Craig Mauney
Title: Area Specialized Agent, Agriculture - Commercial Vegetables & Fruits
Phone: (828) 684-3562
Email: craig_mauney@ncsu.edu
Brief Job Description: Provides educational opportunities, training and technical support to commercial fruit and vegetable growers, agents, and industry in Western NC.

Rachel McDowell
Title: Area Specialized Agent, Consumer and Retail Food Safety
Phone: (919) 515-9155
Email: romcdowe@ncsu.edu
Brief Job Description: Support FCS Agents in delivering timely and evidence-based food safety education and information to stakeholders in NC.

Marsha McGraw
Title: Area Agent, Agriculture - Field Crops
Phone: (336) 753-6100
Email: mlmcgraw@ncsu.edu

Currey Nobles
Title: Area Specialized Agent, Food Safety
Phone: (919) 515-9520
Email: canobles@ncsu.edu

Karen Robertson
Title: County Extension Administrative Assistant
Phone: (336) 753-6100
Email: karen_robertson@ncsu.edu
Brief Job Description: Administrative and Agriculture Secretary, Safety Chair for the County.

Elena Rogers
Title: Area Specialized Agent, Agriculture - Food Safety - Fresh Produce Western NC
Phone: (828) 352-2519
Email: elena_rogers@ncsu.edu
Brief Job Description: Provide educational programs, training and technical support focusing on fresh produce safety to Agents and growers in Western NC.

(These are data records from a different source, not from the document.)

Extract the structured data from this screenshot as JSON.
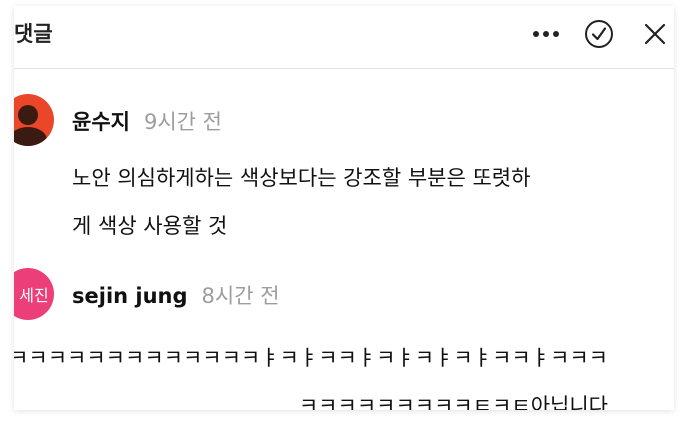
{
  "header": {
    "title": "댓글"
  },
  "comments": [
    {
      "author": "윤수지",
      "time": "9시간 전",
      "text_lines": [
        "노안 의심하게하는 색상보다는 강조할 부분은 또렷하",
        "게 색상 사용할 것"
      ]
    },
    {
      "author": "sejin jung",
      "avatar_text": "세진",
      "time": "8시간 전",
      "text_lines": [
        "ㅋㅋㅋㅋㅋㅋㅋㅋㅋㅋㅋㅋㅋㅑㅋㅑㅋㅋㅑㅋㅑㅋㅑㅋㅑㅋㅋㅑㅋㅋㅋ",
        "..ㅋㅋㅋㅋㅋㅋㅋㅋㅋㅌㅋㅌ아닙니다"
      ]
    }
  ],
  "colors": {
    "avatar_photo_bg": "#e9462a",
    "avatar_text_bg": "#ec3f7a",
    "time_text": "#9d9d9d"
  },
  "icons": {
    "more": "more-horizontal-icon",
    "check": "check-circle-icon",
    "close": "close-icon"
  }
}
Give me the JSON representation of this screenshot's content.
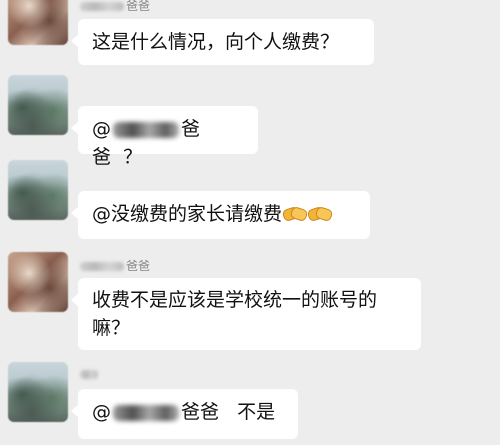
{
  "chat": {
    "messages": [
      {
        "sender_suffix": "爸爸",
        "text": "这是什么情况，向个人缴费？"
      },
      {
        "mention_prefix": "@",
        "mention_suffix": "爸爸",
        "text": "？"
      },
      {
        "text": "@没缴费的家长请缴费",
        "emoji": "handshake-icon"
      },
      {
        "sender_suffix": "爸爸",
        "line1": "收费不是应该是学校统一的账号的",
        "line2": "嘛？"
      },
      {
        "mention_prefix": "@",
        "mention_suffix": "爸爸",
        "text": "不是"
      }
    ]
  },
  "colors": {
    "background": "#ededed",
    "bubble": "#ffffff",
    "text": "#111111",
    "name": "#888888"
  }
}
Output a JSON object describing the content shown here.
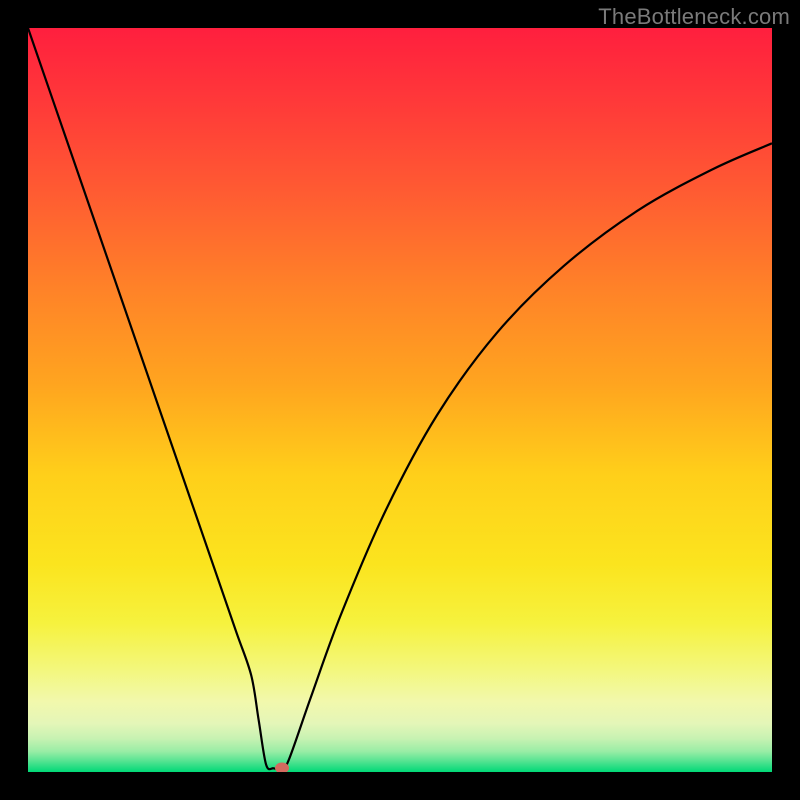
{
  "watermark": "TheBottleneck.com",
  "chart_data": {
    "type": "line",
    "title": "",
    "xlabel": "",
    "ylabel": "",
    "xlim": [
      0,
      100
    ],
    "ylim": [
      0,
      100
    ],
    "series": [
      {
        "name": "bottleneck-curve",
        "x": [
          0,
          5,
          10,
          15,
          20,
          25,
          28,
          30,
          31,
          32,
          33,
          34,
          35,
          38,
          42,
          48,
          55,
          63,
          72,
          82,
          92,
          100
        ],
        "values": [
          100,
          85.5,
          71,
          56.5,
          42,
          27.5,
          18.8,
          13.0,
          7.0,
          1.0,
          0.5,
          0.5,
          1.5,
          10,
          21,
          35,
          48,
          59,
          68,
          75.5,
          81,
          84.5
        ]
      }
    ],
    "gradient_stops": [
      {
        "offset": 0,
        "color": "#ff1f3e"
      },
      {
        "offset": 0.1,
        "color": "#ff3939"
      },
      {
        "offset": 0.22,
        "color": "#ff5b32"
      },
      {
        "offset": 0.35,
        "color": "#ff8228"
      },
      {
        "offset": 0.48,
        "color": "#ffa51f"
      },
      {
        "offset": 0.6,
        "color": "#ffcf1a"
      },
      {
        "offset": 0.72,
        "color": "#fbe41e"
      },
      {
        "offset": 0.8,
        "color": "#f6f23e"
      },
      {
        "offset": 0.86,
        "color": "#f3f77a"
      },
      {
        "offset": 0.905,
        "color": "#f2f8ac"
      },
      {
        "offset": 0.935,
        "color": "#e4f6b8"
      },
      {
        "offset": 0.955,
        "color": "#c7f2b2"
      },
      {
        "offset": 0.972,
        "color": "#9aeda6"
      },
      {
        "offset": 0.985,
        "color": "#57e492"
      },
      {
        "offset": 1.0,
        "color": "#00d977"
      }
    ],
    "marker": {
      "x": 34.1,
      "y": 0.5,
      "color": "#d46a5f"
    }
  }
}
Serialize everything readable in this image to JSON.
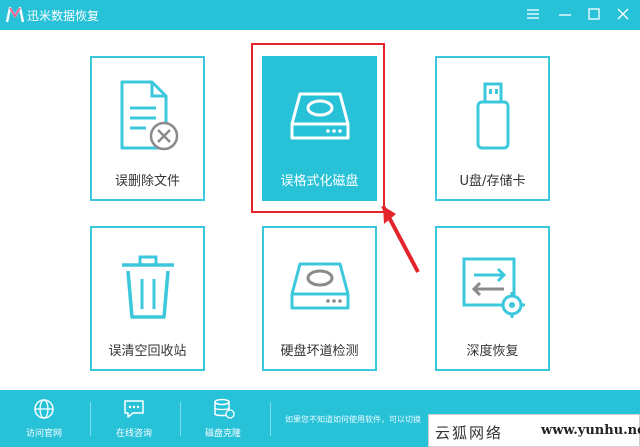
{
  "app": {
    "title": "迅米数据恢复"
  },
  "window_controls": {
    "menu_icon": "menu-icon",
    "minimize_icon": "minimize-icon",
    "maximize_icon": "maximize-icon",
    "close_icon": "close-icon"
  },
  "tiles": [
    {
      "label": "误删除文件",
      "icon": "deleted-file-icon",
      "selected": false
    },
    {
      "label": "误格式化磁盘",
      "icon": "hard-disk-icon",
      "selected": true
    },
    {
      "label": "U盘/存储卡",
      "icon": "usb-drive-icon",
      "selected": false
    },
    {
      "label": "误清空回收站",
      "icon": "recycle-bin-icon",
      "selected": false
    },
    {
      "label": "硬盘坏道检测",
      "icon": "disk-check-icon",
      "selected": false
    },
    {
      "label": "深度恢复",
      "icon": "deep-recovery-icon",
      "selected": false
    }
  ],
  "bottombar": {
    "items": [
      {
        "label": "访问官网",
        "icon": "globe-icon"
      },
      {
        "label": "在线咨询",
        "icon": "chat-icon"
      },
      {
        "label": "磁盘克隆",
        "icon": "database-icon"
      }
    ],
    "tip": "如果您不知道如何使用软件，可以切换"
  },
  "watermark": {
    "text": "云狐网络",
    "url": "www.yunhu.net"
  },
  "colors": {
    "accent": "#27c1d8",
    "tile_border": "#3cc8dc",
    "highlight": "#e3242b"
  }
}
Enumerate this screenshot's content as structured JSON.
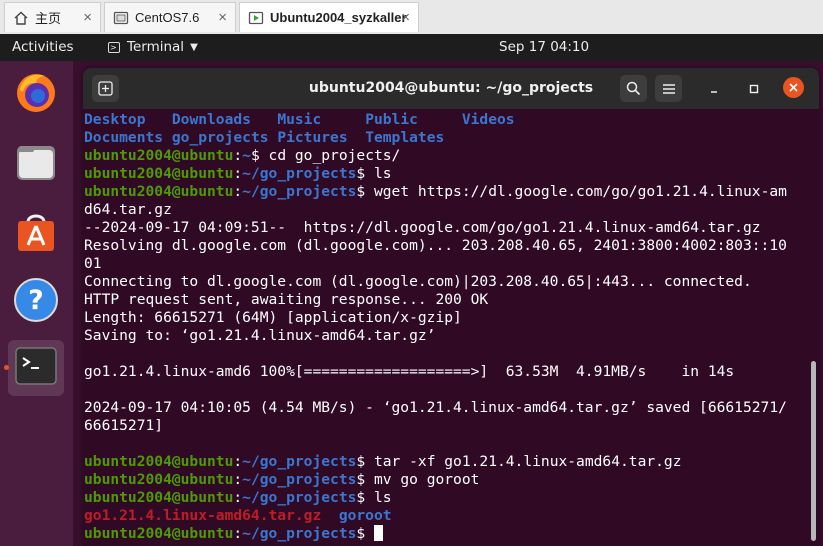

Phil Rucker
Title: Area Agent, Agriculture - Livestock
Phone: (336) 753-6100
Email: phil_rucker@ncsu.edu

Mitch Woodward
Title: Area Specialized Agent, Watersheds and Water Quality
Phone: (919) 250-1112
Email: mdwoodwa@ncsu.edu
Brief Job Description: NC Cooperative Extension's Goals include: - NC's natural resources and environmental quality will be protected, conserved and enhanced. - NC will have profitable, environmentally sustainable plant, animal and food systems. Protecting our environmental resources, particularly drinking water quality, is a top priority in NC. NC Cooperative Extension is a leader in teaching, researching, and accelerating the adoption of effective water quality protection practices.

VIII. Contact Information

Davie County Center
180 S Main St
Mocksville, NC 27028

Phone: (336) 753-6100
Fax: (336) 751-1184
URL: http://davie.ces.ncsu.edu